To prepare for the possibility that this public health crisis extends beyond June 30, the Board of Trustees also approved the University’s plan to create a donated paid leave bank from which an eligible employee would be able to draw, after June 30, for COVID-19 related absences.
President Mearns said the vice presidents and academic deans have already joined him in pledging donations of leave to the bank.
“Our overarching goal is simple,” said President Mearns. “During this unprecedented public health crisis, we want to provide University employees with reassurance that this pandemic will not cause individuals to suffer any additional financial stress.”
He also said additional information regarding the University’s efforts during the public health crisis may be found at bsu.edu/coronavirus.
In other business, the Ball State Board of Trustees approved the scope and budget of the renovation of the Cooper Science Complex. The $59.9 million project is designed to transform the aging science building into a state-of-the art complex.
The project will include the demolition of about 45% of Cooper Science and retrofitting the remaining portion to house several science departments, including physics and astronomy, geography, and environment, geology, and natural resources.
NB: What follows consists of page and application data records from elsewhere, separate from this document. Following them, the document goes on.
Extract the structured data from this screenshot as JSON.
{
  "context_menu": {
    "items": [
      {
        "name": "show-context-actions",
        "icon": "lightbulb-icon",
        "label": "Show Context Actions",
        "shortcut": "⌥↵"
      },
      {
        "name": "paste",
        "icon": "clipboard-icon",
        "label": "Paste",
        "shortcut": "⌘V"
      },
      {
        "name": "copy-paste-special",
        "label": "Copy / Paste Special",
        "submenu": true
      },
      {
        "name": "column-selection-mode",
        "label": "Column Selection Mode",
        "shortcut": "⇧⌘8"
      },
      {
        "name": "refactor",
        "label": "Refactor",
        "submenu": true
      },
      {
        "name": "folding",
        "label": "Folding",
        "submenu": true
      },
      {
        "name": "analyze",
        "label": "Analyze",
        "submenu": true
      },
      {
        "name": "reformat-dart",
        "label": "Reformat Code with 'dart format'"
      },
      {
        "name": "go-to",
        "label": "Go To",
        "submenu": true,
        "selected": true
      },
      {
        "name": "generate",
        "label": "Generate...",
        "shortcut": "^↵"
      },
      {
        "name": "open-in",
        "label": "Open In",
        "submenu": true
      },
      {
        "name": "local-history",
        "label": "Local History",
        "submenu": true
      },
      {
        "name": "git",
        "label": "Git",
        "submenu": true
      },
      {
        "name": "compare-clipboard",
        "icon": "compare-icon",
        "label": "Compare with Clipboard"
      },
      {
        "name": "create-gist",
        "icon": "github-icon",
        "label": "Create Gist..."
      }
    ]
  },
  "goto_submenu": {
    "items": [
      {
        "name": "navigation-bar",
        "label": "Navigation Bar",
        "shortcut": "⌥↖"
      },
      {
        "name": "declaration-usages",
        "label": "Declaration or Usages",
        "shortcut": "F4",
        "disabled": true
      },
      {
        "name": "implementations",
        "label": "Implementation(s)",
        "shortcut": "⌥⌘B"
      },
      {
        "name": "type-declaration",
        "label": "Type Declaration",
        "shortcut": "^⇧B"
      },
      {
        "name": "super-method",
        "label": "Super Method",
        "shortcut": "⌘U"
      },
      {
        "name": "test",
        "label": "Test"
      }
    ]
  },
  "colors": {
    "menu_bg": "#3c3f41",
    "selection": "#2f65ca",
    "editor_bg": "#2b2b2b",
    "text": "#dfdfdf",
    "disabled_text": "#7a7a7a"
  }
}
Construction is underway on the new Foundational Sciences Building to serve the needs of students in chemistry and biology programs.
At the recommendation of President Mearns, the Board of Trustees also reappointed Mark Ervin, an attorney for the local firm Beasley & Gilkison, to a new four-year term on the seven-member board of trustees that governs Muncie Community Schools (MCS).
Board Chair Renae Conley noted that Mr. Ervin, an MCS graduate who earned his bachelor’s degree in 1981 (magna cum laude) and a master’s degree in 1985 from Ball State, has played a significant role in reshaping the school district during his first two years serving on the MCS board.
Chair Conley said Mr. Ervin and the MCS board have helped spur a renewed sense of optimism.
In partnership with Ball State, the MCS Board of Trustees has raised approximately $5 million in philanthropic support, stabilized enrollment, and provided stipends for teachers and staff for the first time in years.
“Mark is a proud graduate of MCS,” she said. “He brings a strong commitment to education as the school board engages with the entire MCS community. With the MCS board’s leadership and dedication, the future of our local schools is bright.”
In accordance with Executive Order 20-09 issued by Governor Eric J. Holcomb on March 23, the Trustees participated through virtual communication. Members of the public and media were provided call-in information.